Start of Block
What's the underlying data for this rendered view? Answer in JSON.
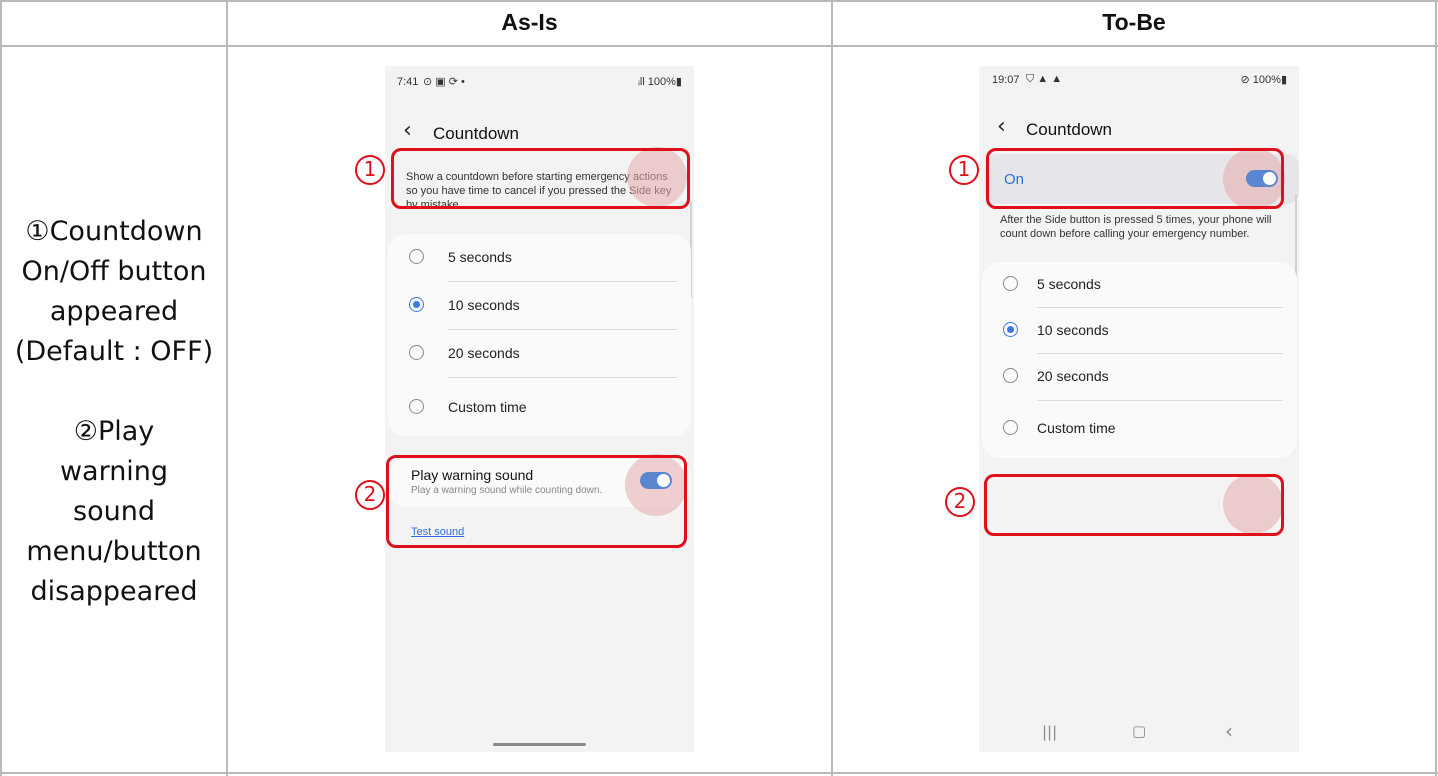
{
  "table": {
    "col_asis": "As-Is",
    "col_tobe": "To-Be",
    "note": {
      "line1": "①Countdown",
      "line2": "On/Off button",
      "line3": "appeared",
      "line4": "(Default : OFF)",
      "line5": "②Play",
      "line6": "warning",
      "line7": "sound",
      "line8": "menu/button",
      "line9": "disappeared"
    }
  },
  "asis": {
    "status_time": "7:41",
    "status_icons": "⊙ ▣ ⟳  •",
    "status_right": "ᵢll 100%▮",
    "title": "Countdown",
    "description": "Show a countdown before starting emergency actions so you have time to cancel if you pressed the Side key by mistake.",
    "options": [
      "5 seconds",
      "10 seconds",
      "20 seconds",
      "Custom time"
    ],
    "selected_index": 1,
    "warning_title": "Play warning sound",
    "warning_sub": "Play a warning sound while counting down.",
    "warning_toggle_on": true,
    "test_sound": "Test sound",
    "badge1": "1",
    "badge2": "2"
  },
  "tobe": {
    "status_time": "19:07",
    "status_icons": "⛉ ▲ ▲",
    "status_right": "⊘ 100%▮",
    "title": "Countdown",
    "on_label": "On",
    "toggle_on": true,
    "description": "After the Side button is pressed 5 times, your phone will count down before calling your emergency number.",
    "options": [
      "5 seconds",
      "10 seconds",
      "20 seconds",
      "Custom time"
    ],
    "selected_index": 1,
    "nav_recent": "|||",
    "nav_home": "▢",
    "nav_back": "‹",
    "badge1": "1",
    "badge2": "2"
  },
  "colors": {
    "highlight": "#e0101a",
    "accent": "#3a78e7",
    "toggle": "#5a86cf"
  }
}
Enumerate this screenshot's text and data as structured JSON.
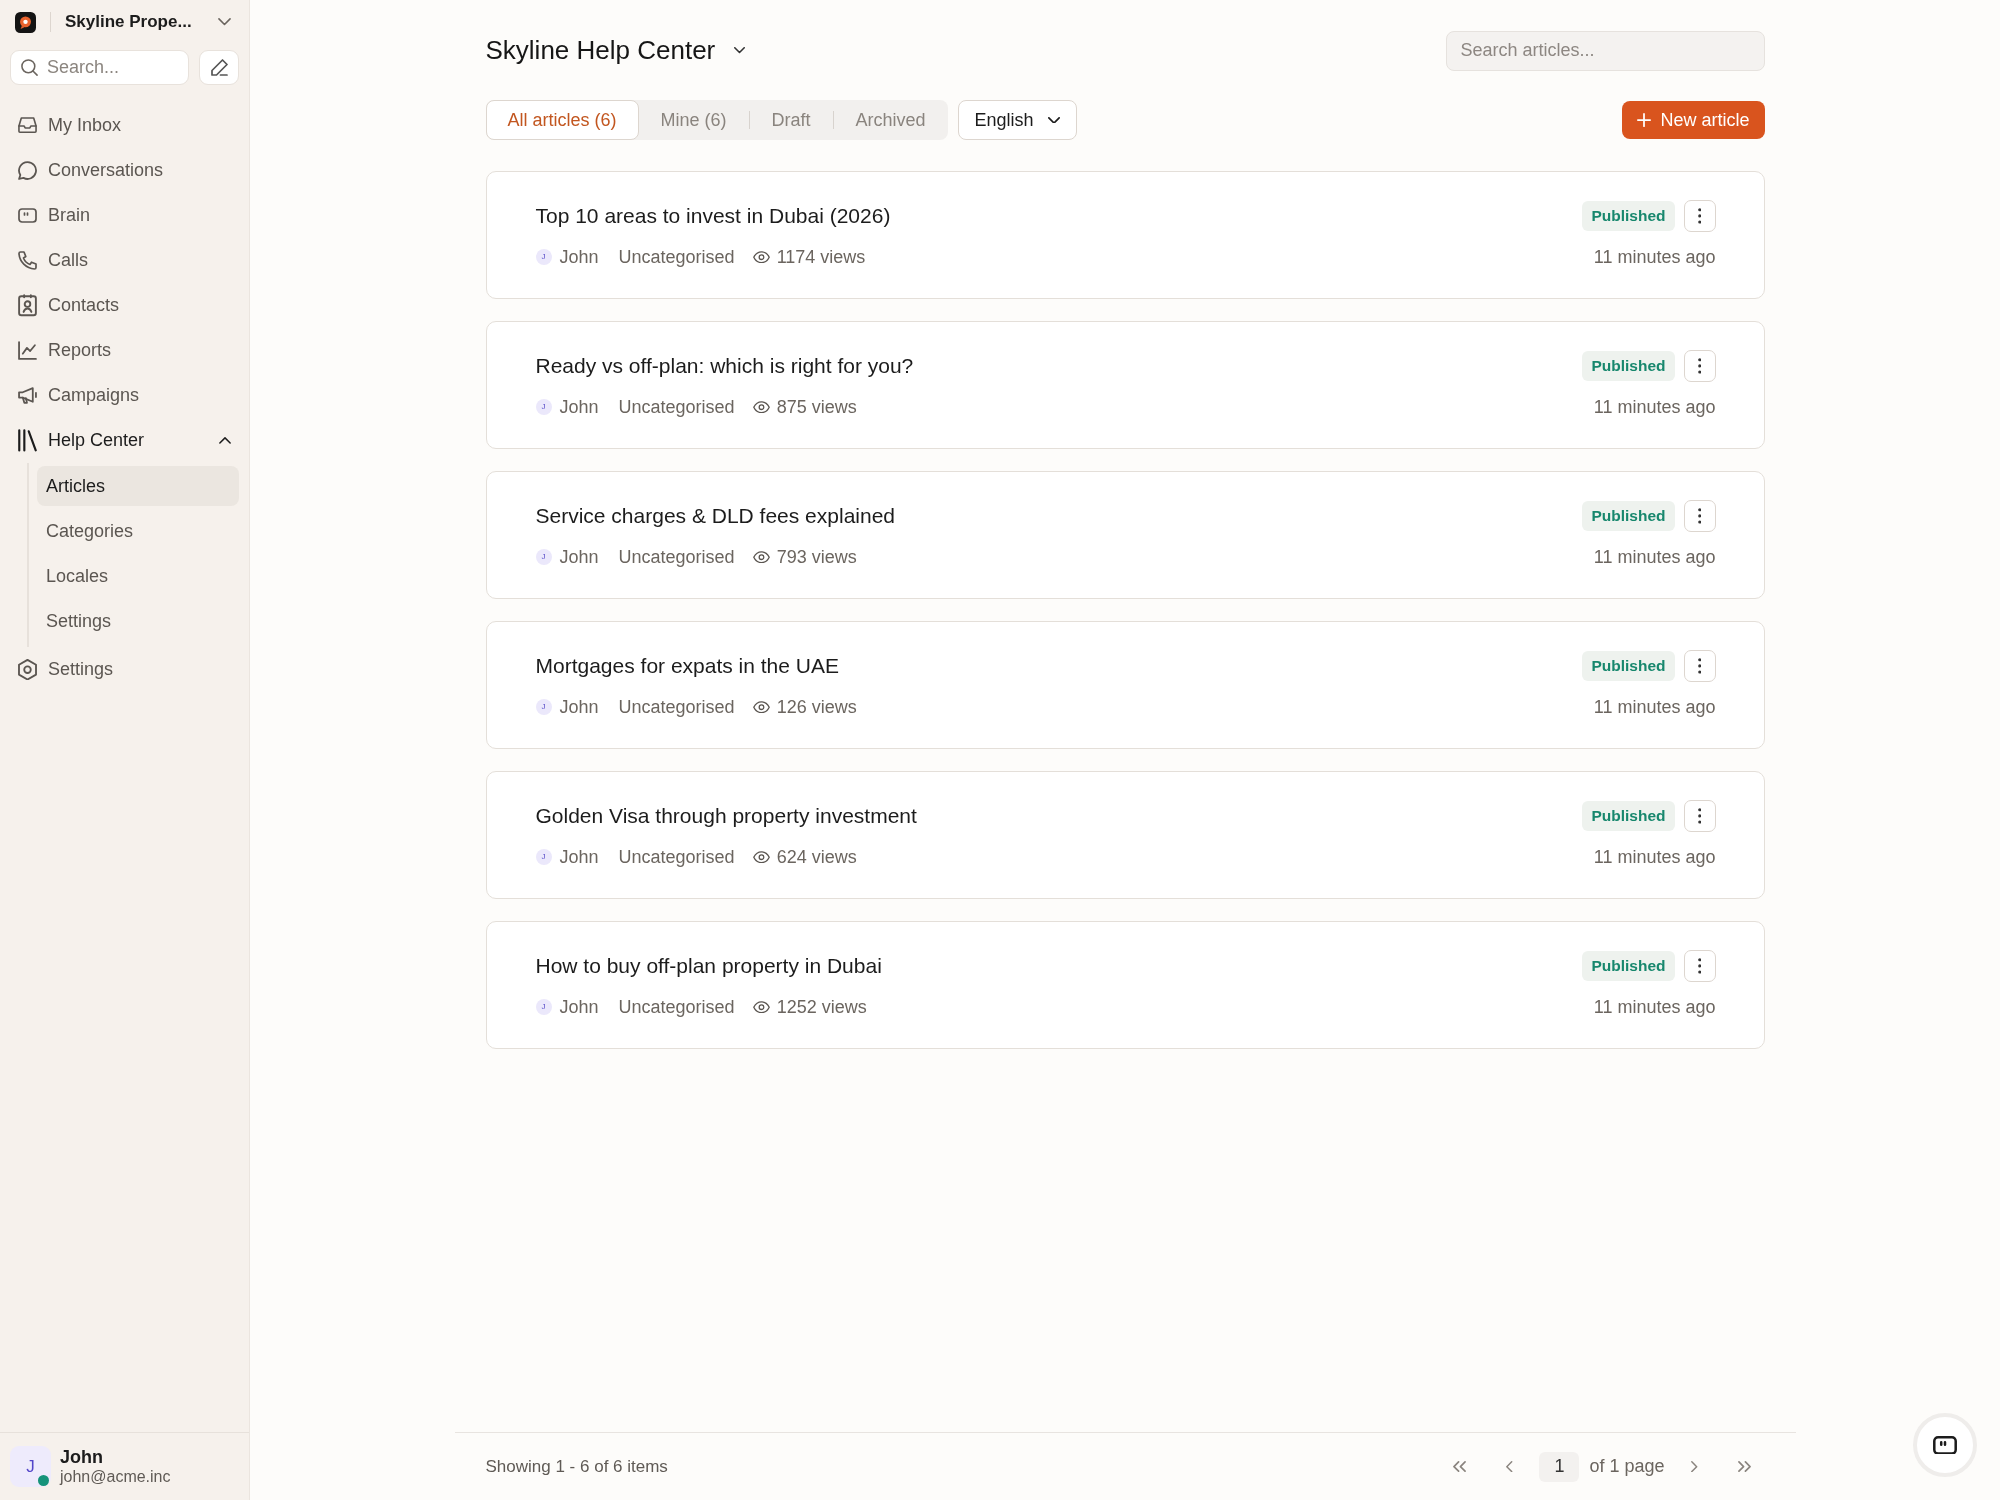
{
  "sidebar": {
    "workspace": {
      "name": "Skyline Prope..."
    },
    "search": {
      "placeholder": "Search..."
    },
    "nav": [
      {
        "label": "My Inbox",
        "selected": false
      },
      {
        "label": "Conversations",
        "selected": false
      },
      {
        "label": "Brain",
        "selected": false
      },
      {
        "label": "Calls",
        "selected": false
      },
      {
        "label": "Contacts",
        "selected": false
      },
      {
        "label": "Reports",
        "selected": false
      },
      {
        "label": "Campaigns",
        "selected": false
      },
      {
        "label": "Help Center",
        "selected": false,
        "expanded": true,
        "children": [
          {
            "label": "Articles",
            "selected": true
          },
          {
            "label": "Categories",
            "selected": false
          },
          {
            "label": "Locales",
            "selected": false
          },
          {
            "label": "Settings",
            "selected": false
          }
        ]
      },
      {
        "label": "Settings",
        "selected": false
      }
    ],
    "user": {
      "initial": "J",
      "name": "John",
      "email": "john@acme.inc",
      "online": true
    }
  },
  "header": {
    "title": "Skyline Help Center",
    "search": {
      "placeholder": "Search articles..."
    }
  },
  "tabs": [
    {
      "label": "All articles (6)",
      "selected": true
    },
    {
      "label": "Mine (6)",
      "selected": false
    },
    {
      "label": "Draft",
      "selected": false
    },
    {
      "label": "Archived",
      "selected": false
    }
  ],
  "language": {
    "value": "English"
  },
  "new_article_button": {
    "label": "New article"
  },
  "articles": [
    {
      "title": "Top 10 areas to invest in Dubai (2026)",
      "author": {
        "initial": "J",
        "name": "John"
      },
      "category": "Uncategorised",
      "views": "1174 views",
      "status": "Published",
      "updated": "11 minutes ago"
    },
    {
      "title": "Ready vs off-plan: which is right for you?",
      "author": {
        "initial": "J",
        "name": "John"
      },
      "category": "Uncategorised",
      "views": "875 views",
      "status": "Published",
      "updated": "11 minutes ago"
    },
    {
      "title": "Service charges & DLD fees explained",
      "author": {
        "initial": "J",
        "name": "John"
      },
      "category": "Uncategorised",
      "views": "793 views",
      "status": "Published",
      "updated": "11 minutes ago"
    },
    {
      "title": "Mortgages for expats in the UAE",
      "author": {
        "initial": "J",
        "name": "John"
      },
      "category": "Uncategorised",
      "views": "126 views",
      "status": "Published",
      "updated": "11 minutes ago"
    },
    {
      "title": "Golden Visa through property investment",
      "author": {
        "initial": "J",
        "name": "John"
      },
      "category": "Uncategorised",
      "views": "624 views",
      "status": "Published",
      "updated": "11 minutes ago"
    },
    {
      "title": "How to buy off-plan property in Dubai",
      "author": {
        "initial": "J",
        "name": "John"
      },
      "category": "Uncategorised",
      "views": "1252 views",
      "status": "Published",
      "updated": "11 minutes ago"
    }
  ],
  "footer": {
    "summary": "Showing 1 - 6 of 6 items",
    "page": "1",
    "page_total": "of 1 page"
  }
}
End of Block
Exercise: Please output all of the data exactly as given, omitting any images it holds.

Reply:
What's the underlying data for this rendered view? Answer in JSON.
{
  "table": {
    "col_asis": "As-Is",
    "col_tobe": "To-Be",
    "note": {
      "line1": "①Countdown",
      "line2": "On/Off button",
      "line3": "appeared",
      "line4": "(Default : OFF)",
      "line5": "②Play",
      "line6": "warning",
      "line7": "sound",
      "line8": "menu/button",
      "line9": "disappeared"
    }
  },
  "asis": {
    "status_time": "7:41",
    "status_icons": "⊙ ▣ ⟳  •",
    "status_right": "ᵢll 100%▮",
    "title": "Countdown",
    "description": "Show a countdown before starting emergency actions so you have time to cancel if you pressed the Side key by mistake.",
    "options": [
      "5 seconds",
      "10 seconds",
      "20 seconds",
      "Custom time"
    ],
    "selected_index": 1,
    "warning_title": "Play warning sound",
    "warning_sub": "Play a warning sound while counting down.",
    "warning_toggle_on": true,
    "test_sound": "Test sound",
    "badge1": "1",
    "badge2": "2"
  },
  "tobe": {
    "status_time": "19:07",
    "status_icons": "⛉ ▲ ▲",
    "status_right": "⊘ 100%▮",
    "title": "Countdown",
    "on_label": "On",
    "toggle_on": true,
    "description": "After the Side button is pressed 5 times, your phone will count down before calling your emergency number.",
    "options": [
      "5 seconds",
      "10 seconds",
      "20 seconds",
      "Custom time"
    ],
    "selected_index": 1,
    "nav_recent": "|||",
    "nav_home": "▢",
    "nav_back": "‹",
    "badge1": "1",
    "badge2": "2"
  },
  "colors": {
    "highlight": "#e0101a",
    "accent": "#3a78e7",
    "toggle": "#5a86cf"
  }
}
Enumerate this screenshot's text and data as structured JSON.
{
  "sidebar": {
    "workspace": {
      "name": "Skyline Prope..."
    },
    "search": {
      "placeholder": "Search..."
    },
    "nav": [
      {
        "label": "My Inbox",
        "selected": false
      },
      {
        "label": "Conversations",
        "selected": false
      },
      {
        "label": "Brain",
        "selected": false
      },
      {
        "label": "Calls",
        "selected": false
      },
      {
        "label": "Contacts",
        "selected": false
      },
      {
        "label": "Reports",
        "selected": false
      },
      {
        "label": "Campaigns",
        "selected": false
      },
      {
        "label": "Help Center",
        "selected": false,
        "expanded": true,
        "children": [
          {
            "label": "Articles",
            "selected": true
          },
          {
            "label": "Categories",
            "selected": false
          },
          {
            "label": "Locales",
            "selected": false
          },
          {
            "label": "Settings",
            "selected": false
          }
        ]
      },
      {
        "label": "Settings",
        "selected": false
      }
    ],
    "user": {
      "initial": "J",
      "name": "John",
      "email": "john@acme.inc",
      "online": true
    }
  },
  "header": {
    "title": "Skyline Help Center",
    "search": {
      "placeholder": "Search articles..."
    }
  },
  "tabs": [
    {
      "label": "All articles (6)",
      "selected": true
    },
    {
      "label": "Mine (6)",
      "selected": false
    },
    {
      "label": "Draft",
      "selected": false
    },
    {
      "label": "Archived",
      "selected": false
    }
  ],
  "language": {
    "value": "English"
  },
  "new_article_button": {
    "label": "New article"
  },
  "articles": [
    {
      "title": "Top 10 areas to invest in Dubai (2026)",
      "author": {
        "initial": "J",
        "name": "John"
      },
      "category": "Uncategorised",
      "views": "1174 views",
      "status": "Published",
      "updated": "11 minutes ago"
    },
    {
      "title": "Ready vs off-plan: which is right for you?",
      "author": {
        "initial": "J",
        "name": "John"
      },
      "category": "Uncategorised",
      "views": "875 views",
      "status": "Published",
      "updated": "11 minutes ago"
    },
    {
      "title": "Service charges & DLD fees explained",
      "author": {
        "initial": "J",
        "name": "John"
      },
      "category": "Uncategorised",
      "views": "793 views",
      "status": "Published",
      "updated": "11 minutes ago"
    },
    {
      "title": "Mortgages for expats in the UAE",
      "author": {
        "initial": "J",
        "name": "John"
      },
      "category": "Uncategorised",
      "views": "126 views",
      "status": "Published",
      "updated": "11 minutes ago"
    },
    {
      "title": "Golden Visa through property investment",
      "author": {
        "initial": "J",
        "name": "John"
      },
      "category": "Uncategorised",
      "views": "624 views",
      "status": "Published",
      "updated": "11 minutes ago"
    },
    {
      "title": "How to buy off-plan property in Dubai",
      "author": {
        "initial": "J",
        "name": "John"
      },
      "category": "Uncategorised",
      "views": "1252 views",
      "status": "Published",
      "updated": "11 minutes ago"
    }
  ],
  "footer": {
    "summary": "Showing 1 - 6 of 6 items",
    "page": "1",
    "page_total": "of 1 page"
  }
}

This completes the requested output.